Friday, April 26, 2013

A data-based exploration of prison growth and the drug war

I am very pleased to see that John Pfaff is guest-blogging over at PrawfsBlawg about the modern growth in US prison populations and the role that the drug war may or may not have played in this story.  Here are his first three posts in a series that is a must-read for a number of reasons:

April 26, 2013 in Data on sentencing, Detailed sentencing data, Prisons and prisoners, Scope of Imprisonment | Permalink | Comments (0) | TrackBack

Friday, April 19, 2013

"How can a member of the US Sentencing Commission promote federalism?"

The question in the title of this post is one astute query by a commentor in response to my recent post here highlighting that Eleventh Circuit Judge William Pryor, whom President Obama nominated to the US Sentencing Commission earlier this week, has written about the need for the federal criminal justice system to be more attentive to federalism concerns.  There are lots of possible answer to this question, but the following passage from the article in the Ohio State Journal of Criminal Law, Federalism and Sentencing Reform in the Post-Blakely/Booker Era, 8 Ohio St. J. Crim.
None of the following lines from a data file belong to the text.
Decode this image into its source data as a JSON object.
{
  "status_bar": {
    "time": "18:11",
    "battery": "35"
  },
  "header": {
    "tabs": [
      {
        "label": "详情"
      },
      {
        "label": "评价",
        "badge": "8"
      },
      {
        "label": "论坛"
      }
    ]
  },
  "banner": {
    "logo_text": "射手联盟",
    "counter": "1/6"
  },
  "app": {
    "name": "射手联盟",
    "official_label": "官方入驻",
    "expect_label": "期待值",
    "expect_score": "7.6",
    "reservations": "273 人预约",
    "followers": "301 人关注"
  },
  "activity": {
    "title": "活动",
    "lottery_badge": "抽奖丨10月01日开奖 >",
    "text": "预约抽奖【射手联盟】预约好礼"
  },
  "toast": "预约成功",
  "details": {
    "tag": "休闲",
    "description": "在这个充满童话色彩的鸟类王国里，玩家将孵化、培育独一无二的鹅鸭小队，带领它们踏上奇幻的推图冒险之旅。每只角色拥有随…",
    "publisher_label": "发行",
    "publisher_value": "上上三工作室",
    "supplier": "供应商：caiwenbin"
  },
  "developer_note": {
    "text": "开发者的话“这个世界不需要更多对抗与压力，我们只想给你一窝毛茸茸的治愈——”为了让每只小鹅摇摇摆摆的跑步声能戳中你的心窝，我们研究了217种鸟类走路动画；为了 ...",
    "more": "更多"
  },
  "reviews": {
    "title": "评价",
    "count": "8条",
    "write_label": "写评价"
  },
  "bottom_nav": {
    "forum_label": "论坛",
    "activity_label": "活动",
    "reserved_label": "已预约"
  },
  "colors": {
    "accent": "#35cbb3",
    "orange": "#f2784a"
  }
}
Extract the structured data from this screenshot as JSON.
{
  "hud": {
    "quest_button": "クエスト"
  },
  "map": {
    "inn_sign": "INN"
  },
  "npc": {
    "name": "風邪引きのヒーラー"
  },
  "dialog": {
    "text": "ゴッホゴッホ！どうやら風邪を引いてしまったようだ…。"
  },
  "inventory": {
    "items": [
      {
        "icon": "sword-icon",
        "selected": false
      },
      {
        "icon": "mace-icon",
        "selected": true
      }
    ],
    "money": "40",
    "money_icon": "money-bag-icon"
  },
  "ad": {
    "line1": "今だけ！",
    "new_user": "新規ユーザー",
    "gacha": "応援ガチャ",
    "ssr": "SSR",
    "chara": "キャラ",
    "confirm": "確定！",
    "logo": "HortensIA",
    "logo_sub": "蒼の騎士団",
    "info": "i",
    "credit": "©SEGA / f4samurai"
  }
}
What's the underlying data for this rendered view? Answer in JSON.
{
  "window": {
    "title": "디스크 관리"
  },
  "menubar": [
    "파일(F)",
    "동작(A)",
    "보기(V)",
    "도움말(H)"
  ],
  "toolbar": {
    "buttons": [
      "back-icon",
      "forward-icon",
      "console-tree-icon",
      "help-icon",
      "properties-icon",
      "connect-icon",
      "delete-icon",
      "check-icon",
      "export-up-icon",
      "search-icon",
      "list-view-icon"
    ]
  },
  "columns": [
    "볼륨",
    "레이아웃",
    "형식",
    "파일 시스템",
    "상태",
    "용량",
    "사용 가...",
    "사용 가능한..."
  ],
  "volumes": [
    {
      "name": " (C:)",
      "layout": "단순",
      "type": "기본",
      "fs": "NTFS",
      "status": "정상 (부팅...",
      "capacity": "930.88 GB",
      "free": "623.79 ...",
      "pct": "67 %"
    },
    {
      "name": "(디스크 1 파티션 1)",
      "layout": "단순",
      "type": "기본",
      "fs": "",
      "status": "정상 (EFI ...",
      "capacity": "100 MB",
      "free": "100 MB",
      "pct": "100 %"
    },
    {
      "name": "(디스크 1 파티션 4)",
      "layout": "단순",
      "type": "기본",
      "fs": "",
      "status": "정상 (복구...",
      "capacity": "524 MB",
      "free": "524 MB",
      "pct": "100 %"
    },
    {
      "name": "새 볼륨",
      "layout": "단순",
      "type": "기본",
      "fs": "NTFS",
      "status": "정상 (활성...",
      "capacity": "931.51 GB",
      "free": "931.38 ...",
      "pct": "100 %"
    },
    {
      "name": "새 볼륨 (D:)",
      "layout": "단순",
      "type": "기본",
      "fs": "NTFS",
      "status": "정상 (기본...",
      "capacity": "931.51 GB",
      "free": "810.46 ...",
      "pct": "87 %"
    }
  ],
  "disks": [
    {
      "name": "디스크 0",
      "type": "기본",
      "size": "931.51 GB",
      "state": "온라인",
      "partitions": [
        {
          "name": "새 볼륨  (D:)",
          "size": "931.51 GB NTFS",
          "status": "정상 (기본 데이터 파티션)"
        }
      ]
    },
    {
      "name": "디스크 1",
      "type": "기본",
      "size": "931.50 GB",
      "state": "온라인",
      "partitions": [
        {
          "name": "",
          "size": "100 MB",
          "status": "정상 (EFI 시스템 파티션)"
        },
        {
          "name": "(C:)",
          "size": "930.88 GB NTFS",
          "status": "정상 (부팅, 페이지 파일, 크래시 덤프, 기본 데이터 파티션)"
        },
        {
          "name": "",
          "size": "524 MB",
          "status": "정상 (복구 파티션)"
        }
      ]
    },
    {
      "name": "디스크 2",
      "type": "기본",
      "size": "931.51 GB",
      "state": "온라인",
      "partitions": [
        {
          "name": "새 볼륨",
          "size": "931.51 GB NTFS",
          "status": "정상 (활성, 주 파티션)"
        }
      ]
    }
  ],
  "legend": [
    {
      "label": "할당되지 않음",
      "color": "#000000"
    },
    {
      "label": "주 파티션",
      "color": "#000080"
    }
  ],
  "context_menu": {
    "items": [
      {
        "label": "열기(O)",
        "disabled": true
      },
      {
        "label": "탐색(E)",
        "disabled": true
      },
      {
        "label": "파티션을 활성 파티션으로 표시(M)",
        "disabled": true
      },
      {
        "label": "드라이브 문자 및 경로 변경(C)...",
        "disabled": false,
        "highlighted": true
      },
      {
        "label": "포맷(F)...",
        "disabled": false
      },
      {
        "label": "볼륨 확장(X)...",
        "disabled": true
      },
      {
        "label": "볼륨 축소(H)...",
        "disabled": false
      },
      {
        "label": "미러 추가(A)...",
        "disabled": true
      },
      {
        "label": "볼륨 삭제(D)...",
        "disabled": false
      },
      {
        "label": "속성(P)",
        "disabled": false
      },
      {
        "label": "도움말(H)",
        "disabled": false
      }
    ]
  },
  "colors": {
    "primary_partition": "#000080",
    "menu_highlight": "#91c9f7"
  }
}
L. 515 (2011), provides an answer in Judge Pryor's own words:

One answer to the current challenges to sentencing reform is to add federalism to our national conversation.  A comprehensive report on sentencing by the U.S. Sentencing Commission, as the Department of Justice suggests, is a good idea, but one of the subjects of the report should be the balance of federal and state power.  The Commission should consider and evaluate to what extent the problems of disparities, complexity, and unpopularity of the post-Booker guidelines are related to the federalization of crime.  The Commission should evaluate to what extent federal prosecutions of certain types occur more frequently in states with failed indeterminate systems and less frequently in states with successful guideline systems.  It should ask to what extent federal judges disrespect guidelines where the underlying crimes are more local in nature and differences of opinion about punishment vary more by region.  It should consider whether sentencing disparities occur under the advisory guidelines either on a regional basis from one district to another or within districts from one judge to another, and should consider what those disparities mean with respect to federalism.  The Commission is in a better position than most institutions to ask what federal sentencing policies and practices tell us about the balance of federal and state powers.
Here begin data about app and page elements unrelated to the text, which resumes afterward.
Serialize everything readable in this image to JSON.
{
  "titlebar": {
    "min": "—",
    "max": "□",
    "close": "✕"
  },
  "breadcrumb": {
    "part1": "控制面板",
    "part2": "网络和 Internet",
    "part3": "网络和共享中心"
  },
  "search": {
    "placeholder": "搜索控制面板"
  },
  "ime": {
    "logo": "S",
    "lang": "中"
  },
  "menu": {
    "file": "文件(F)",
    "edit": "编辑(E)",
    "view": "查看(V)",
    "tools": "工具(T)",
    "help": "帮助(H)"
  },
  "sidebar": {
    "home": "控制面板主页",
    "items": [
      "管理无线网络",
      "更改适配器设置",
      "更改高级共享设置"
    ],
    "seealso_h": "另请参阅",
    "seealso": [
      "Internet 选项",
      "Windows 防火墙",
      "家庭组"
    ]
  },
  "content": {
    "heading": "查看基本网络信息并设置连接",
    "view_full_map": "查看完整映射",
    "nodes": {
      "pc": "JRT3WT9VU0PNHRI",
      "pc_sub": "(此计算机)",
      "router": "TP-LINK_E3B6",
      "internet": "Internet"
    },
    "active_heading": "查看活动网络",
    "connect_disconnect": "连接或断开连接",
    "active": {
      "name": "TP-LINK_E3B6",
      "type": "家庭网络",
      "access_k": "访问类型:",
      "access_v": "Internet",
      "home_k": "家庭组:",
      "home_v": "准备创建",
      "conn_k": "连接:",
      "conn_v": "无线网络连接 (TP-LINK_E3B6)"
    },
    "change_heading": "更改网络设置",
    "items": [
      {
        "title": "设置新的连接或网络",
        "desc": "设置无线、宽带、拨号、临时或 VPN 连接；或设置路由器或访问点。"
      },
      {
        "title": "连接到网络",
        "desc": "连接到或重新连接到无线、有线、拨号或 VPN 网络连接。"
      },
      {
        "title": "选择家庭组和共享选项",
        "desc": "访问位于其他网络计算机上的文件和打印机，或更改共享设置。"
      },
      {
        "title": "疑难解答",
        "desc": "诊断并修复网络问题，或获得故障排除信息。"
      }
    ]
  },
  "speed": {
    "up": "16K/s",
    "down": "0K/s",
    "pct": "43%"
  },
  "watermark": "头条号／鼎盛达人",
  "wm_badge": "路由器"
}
Disappointingly, the US Sentencing Commission's recently released reports about post-Booker sentencing practices and about federal child porn sentencing, despite being massive and dense with data about all sorts of federal sentencing realities, included no focused exploration of the relationship between federal sentencing practices and state and local sentencing developments.  Perhaps if (and I hope when) Judge Pryor is confirmed to join the USSC, he can and will champion an effort to produce follow-up reports focused specifically on these kinds of federalism concerns.

Recent related posts:

April 19, 2013 in Data on sentencing, Procedure and Proof at Sentencing, Purposes of Punishment and Sentencing, Who Sentences? | Permalink | Comments (4) | TrackBack